Weekly Report — Sugar

Written by Laleska Moda
Reviewed by Lívea Coda

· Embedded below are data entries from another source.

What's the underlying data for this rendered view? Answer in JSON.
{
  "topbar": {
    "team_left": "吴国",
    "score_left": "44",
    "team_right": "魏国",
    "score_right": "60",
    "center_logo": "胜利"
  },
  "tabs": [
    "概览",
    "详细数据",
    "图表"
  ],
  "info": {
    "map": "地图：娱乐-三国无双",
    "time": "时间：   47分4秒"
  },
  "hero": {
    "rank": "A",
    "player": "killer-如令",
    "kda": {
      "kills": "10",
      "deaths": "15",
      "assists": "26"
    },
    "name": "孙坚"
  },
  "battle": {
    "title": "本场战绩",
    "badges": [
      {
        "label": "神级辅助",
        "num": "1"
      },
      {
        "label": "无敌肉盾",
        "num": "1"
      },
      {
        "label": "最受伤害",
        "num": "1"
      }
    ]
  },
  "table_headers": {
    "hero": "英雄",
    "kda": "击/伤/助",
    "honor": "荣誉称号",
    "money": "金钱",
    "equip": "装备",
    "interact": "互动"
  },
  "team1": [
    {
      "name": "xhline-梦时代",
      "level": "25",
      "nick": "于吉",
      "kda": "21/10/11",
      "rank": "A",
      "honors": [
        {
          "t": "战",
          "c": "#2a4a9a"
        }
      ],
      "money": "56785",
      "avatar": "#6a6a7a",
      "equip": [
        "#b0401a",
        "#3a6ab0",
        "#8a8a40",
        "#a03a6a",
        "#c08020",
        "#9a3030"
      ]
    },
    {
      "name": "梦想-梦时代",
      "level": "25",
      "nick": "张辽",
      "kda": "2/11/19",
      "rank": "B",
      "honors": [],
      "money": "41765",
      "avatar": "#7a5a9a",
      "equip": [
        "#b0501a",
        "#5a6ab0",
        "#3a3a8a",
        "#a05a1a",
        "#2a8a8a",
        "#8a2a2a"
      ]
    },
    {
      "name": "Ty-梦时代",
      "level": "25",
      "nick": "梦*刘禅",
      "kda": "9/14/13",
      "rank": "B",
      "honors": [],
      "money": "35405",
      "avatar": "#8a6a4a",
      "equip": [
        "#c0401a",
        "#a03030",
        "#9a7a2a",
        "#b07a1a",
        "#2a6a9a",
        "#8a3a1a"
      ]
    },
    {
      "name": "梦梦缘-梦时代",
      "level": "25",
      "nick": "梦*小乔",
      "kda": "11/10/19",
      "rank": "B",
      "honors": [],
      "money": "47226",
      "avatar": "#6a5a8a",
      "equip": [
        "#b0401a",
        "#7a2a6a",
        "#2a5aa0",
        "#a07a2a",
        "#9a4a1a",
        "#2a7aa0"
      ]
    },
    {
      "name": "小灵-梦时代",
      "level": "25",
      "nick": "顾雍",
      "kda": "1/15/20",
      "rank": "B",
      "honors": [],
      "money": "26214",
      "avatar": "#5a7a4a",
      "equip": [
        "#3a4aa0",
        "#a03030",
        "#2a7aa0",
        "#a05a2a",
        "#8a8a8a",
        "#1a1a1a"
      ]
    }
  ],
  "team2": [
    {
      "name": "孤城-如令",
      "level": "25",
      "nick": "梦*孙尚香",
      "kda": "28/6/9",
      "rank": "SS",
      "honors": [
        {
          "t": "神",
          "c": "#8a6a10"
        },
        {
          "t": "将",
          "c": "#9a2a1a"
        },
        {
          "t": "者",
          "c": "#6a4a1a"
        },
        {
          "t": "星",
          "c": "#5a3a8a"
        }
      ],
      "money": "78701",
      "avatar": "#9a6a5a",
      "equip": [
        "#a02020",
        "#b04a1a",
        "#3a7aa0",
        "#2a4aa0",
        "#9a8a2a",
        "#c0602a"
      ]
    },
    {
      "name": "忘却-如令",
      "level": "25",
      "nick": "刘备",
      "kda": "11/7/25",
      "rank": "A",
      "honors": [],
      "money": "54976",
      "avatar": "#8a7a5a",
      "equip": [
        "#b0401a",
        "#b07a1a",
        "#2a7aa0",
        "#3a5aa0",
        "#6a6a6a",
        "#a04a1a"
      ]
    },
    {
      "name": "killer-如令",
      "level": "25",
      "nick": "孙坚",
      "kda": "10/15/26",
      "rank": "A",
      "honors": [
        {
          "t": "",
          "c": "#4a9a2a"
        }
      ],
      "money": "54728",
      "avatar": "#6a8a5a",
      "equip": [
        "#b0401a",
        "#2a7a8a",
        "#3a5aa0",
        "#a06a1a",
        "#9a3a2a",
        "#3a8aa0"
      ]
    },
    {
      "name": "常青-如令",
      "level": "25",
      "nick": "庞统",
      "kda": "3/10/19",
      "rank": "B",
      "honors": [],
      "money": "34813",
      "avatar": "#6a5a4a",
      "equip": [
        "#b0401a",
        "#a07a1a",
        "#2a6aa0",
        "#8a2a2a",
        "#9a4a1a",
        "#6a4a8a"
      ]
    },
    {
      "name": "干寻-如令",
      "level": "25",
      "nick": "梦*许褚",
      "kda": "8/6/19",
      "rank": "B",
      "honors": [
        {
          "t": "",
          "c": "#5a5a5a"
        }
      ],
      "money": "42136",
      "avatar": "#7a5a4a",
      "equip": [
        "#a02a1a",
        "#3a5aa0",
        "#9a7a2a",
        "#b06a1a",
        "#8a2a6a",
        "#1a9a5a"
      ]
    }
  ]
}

This document has been prepared by Hedgepoint Global Markets LLC and its affiliates (“HPGM”) solely for informational and instructional purposes, without the purpose of instituting obligations or commitments to third parties, nor is it intended to promote an offer, or solicitation of an offer of sale or purchase relating to any securities, commodities interests or investment products. Hedgepoint Commodities LLC (“HPC”), a wholly owned entity of HPGM, is an Introducing Broker and a registered member of the National Futures Association. The trading of commodities interests such as futures, options, and swaps involves substantial risk of loss and may not be suitable for all investors.  Past performance is not necessarily indicative of future results. Customers should rely on their own independent judgement and outside advisors before entering in any transaction that are introduced by the firm. HPGM and its associates expressly disclaim any use of the information contained herein that directly or indirectly result in damages or damages of any kind. In case of questions not resolved by the first instance of customer contact (client.services@hedgepointglobal.com), please contact our internal ombudsman channel (ombudsman@hedgepointglobal.com) or 0800-878- 8408/ouvidoria@hedgepointglobal.com (only for customers in Brazil).

To access this report, you need to be a subscriber.